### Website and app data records

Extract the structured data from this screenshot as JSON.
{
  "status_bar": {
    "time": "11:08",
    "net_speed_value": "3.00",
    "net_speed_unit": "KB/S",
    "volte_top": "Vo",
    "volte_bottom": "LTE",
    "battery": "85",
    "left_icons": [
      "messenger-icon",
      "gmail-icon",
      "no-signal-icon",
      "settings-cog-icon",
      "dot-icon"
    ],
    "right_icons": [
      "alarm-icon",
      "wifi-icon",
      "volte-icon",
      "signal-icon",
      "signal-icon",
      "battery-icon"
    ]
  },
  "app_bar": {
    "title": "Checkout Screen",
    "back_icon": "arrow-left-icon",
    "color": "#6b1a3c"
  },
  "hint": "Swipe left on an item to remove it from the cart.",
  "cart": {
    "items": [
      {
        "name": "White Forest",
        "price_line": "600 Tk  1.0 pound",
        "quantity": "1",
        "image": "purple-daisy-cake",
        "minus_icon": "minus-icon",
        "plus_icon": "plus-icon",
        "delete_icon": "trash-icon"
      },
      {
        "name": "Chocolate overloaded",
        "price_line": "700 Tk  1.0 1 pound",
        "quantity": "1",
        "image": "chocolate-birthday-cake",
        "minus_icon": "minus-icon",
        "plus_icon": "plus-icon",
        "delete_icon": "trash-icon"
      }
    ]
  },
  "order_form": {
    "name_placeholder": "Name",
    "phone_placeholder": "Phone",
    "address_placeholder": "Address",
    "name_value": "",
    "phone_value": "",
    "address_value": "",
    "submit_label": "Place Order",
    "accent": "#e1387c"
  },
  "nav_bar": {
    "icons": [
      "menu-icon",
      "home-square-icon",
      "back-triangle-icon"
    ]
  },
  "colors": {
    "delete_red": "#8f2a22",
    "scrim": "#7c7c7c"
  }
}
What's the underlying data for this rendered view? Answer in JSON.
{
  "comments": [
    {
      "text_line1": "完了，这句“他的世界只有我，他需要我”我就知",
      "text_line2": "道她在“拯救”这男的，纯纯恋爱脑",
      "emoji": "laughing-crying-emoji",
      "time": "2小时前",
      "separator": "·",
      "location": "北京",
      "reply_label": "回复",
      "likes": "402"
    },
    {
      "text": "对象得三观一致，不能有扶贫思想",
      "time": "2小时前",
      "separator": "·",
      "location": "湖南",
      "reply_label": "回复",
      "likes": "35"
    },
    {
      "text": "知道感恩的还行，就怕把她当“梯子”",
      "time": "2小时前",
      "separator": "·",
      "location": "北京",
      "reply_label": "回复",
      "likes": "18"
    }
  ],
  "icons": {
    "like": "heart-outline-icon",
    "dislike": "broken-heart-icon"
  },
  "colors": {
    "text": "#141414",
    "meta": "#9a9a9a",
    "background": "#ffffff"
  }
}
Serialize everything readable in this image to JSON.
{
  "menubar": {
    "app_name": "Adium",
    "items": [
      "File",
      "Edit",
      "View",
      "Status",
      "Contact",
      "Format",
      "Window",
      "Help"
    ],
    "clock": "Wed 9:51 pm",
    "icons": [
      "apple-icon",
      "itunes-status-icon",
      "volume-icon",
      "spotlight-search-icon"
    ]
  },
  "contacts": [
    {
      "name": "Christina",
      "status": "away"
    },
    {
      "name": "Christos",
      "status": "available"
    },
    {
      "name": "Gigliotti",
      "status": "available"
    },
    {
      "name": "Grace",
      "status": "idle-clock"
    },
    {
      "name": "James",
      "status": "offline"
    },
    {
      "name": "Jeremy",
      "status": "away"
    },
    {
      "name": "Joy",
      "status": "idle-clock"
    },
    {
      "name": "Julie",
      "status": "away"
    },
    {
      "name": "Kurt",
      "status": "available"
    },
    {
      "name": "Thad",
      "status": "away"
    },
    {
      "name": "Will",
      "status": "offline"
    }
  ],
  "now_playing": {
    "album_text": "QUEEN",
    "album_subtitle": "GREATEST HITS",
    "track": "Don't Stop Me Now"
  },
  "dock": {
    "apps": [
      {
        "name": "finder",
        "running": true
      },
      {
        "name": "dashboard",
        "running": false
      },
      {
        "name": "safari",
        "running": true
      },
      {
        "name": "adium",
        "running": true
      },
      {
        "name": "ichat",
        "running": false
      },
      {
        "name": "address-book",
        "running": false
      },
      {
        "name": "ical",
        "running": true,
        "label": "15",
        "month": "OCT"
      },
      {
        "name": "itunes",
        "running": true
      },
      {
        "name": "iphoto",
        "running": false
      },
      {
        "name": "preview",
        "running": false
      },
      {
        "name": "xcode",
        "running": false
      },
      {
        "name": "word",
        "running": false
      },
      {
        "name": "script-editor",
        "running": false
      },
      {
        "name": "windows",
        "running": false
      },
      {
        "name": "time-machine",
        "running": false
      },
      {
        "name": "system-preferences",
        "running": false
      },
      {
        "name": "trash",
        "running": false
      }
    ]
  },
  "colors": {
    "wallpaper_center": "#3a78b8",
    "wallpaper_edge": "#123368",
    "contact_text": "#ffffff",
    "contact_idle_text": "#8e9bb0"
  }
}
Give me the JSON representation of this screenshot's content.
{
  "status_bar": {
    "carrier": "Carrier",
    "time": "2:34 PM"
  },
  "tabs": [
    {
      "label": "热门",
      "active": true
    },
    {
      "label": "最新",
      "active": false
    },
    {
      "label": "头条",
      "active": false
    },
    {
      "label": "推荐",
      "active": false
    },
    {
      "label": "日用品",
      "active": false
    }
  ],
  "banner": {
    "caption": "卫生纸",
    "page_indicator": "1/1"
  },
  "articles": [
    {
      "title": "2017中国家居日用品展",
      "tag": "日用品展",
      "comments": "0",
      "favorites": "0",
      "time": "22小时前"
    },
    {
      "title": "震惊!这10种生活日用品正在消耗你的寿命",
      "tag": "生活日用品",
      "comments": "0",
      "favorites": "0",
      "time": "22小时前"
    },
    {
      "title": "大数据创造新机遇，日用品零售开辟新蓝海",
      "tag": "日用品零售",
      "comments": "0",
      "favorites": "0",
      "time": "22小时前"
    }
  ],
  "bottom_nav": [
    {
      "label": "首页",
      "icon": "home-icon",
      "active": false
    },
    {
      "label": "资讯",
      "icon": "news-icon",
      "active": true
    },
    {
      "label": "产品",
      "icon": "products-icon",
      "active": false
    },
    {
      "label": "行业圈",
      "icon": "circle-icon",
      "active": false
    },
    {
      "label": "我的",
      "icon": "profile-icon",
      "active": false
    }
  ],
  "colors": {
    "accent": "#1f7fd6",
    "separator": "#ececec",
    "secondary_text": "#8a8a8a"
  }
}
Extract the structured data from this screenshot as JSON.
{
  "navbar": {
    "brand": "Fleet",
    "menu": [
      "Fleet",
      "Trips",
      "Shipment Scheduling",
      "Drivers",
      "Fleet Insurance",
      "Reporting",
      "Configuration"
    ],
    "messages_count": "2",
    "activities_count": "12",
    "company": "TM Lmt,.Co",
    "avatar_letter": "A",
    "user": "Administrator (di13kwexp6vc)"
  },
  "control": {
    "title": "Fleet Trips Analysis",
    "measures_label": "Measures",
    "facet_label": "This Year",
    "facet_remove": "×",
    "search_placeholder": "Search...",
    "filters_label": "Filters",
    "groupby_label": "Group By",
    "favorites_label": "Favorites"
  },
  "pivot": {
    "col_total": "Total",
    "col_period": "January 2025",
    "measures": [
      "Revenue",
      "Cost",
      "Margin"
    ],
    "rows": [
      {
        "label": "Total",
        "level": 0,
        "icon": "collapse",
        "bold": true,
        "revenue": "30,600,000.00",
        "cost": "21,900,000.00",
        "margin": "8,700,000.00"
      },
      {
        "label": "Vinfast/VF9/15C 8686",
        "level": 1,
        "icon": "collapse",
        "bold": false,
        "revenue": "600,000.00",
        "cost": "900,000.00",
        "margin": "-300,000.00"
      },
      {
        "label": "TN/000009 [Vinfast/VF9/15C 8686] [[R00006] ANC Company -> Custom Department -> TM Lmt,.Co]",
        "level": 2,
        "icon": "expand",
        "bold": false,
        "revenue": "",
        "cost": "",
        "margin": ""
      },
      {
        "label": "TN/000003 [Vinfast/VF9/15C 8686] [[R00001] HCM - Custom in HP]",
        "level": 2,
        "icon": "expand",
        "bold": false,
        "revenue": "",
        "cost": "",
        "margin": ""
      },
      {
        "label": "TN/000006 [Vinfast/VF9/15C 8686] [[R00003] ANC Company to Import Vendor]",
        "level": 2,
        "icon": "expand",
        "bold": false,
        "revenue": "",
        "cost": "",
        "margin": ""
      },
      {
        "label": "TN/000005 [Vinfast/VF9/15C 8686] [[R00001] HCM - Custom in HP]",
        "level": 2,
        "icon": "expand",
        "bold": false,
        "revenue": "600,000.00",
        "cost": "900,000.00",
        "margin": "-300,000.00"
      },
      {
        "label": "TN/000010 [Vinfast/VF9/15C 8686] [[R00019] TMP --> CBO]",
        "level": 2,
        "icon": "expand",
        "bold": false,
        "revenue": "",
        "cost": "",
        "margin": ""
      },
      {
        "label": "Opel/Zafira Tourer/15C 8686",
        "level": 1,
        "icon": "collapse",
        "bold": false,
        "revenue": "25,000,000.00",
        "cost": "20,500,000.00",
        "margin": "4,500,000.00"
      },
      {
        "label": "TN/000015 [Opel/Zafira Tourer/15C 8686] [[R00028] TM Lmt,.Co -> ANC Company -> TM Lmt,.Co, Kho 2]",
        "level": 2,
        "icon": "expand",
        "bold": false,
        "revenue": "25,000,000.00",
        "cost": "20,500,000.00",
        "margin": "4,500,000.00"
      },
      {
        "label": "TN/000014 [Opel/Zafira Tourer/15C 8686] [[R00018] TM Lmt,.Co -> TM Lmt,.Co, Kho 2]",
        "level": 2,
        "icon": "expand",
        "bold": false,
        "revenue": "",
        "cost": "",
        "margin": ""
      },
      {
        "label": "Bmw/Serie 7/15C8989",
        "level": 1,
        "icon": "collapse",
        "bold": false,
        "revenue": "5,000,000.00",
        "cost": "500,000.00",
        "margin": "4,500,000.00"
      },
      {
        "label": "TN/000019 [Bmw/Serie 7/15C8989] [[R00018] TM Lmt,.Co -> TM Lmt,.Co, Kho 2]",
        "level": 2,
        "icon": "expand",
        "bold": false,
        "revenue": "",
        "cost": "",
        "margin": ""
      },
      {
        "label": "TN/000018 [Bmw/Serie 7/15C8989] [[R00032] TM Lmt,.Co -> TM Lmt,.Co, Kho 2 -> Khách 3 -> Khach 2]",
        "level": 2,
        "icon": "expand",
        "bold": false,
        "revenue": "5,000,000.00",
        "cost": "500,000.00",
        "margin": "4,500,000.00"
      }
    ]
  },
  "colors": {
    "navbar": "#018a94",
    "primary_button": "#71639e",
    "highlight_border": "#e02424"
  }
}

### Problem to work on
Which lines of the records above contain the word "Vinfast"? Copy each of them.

### Task answer
        "label": "Vinfast/VF9/15C 8686",
        "label": "TN/000009 [Vinfast/VF9/15C 8686] [[R00006] ANC Company -> Custom Department -> TM Lmt,.Co]",
        "label": "TN/000003 [Vinfast/VF9/15C 8686] [[R00001] HCM - Custom in HP]",
        "label": "TN/000006 [Vinfast/VF9/15C 8686] [[R00003] ANC Company to Import Vendor]",
        "label": "TN/000005 [Vinfast/VF9/15C 8686] [[R00001] HCM - Custom in HP]",
        "label": "TN/000010 [Vinfast/VF9/15C 8686] [[R00019] TMP --> CBO]",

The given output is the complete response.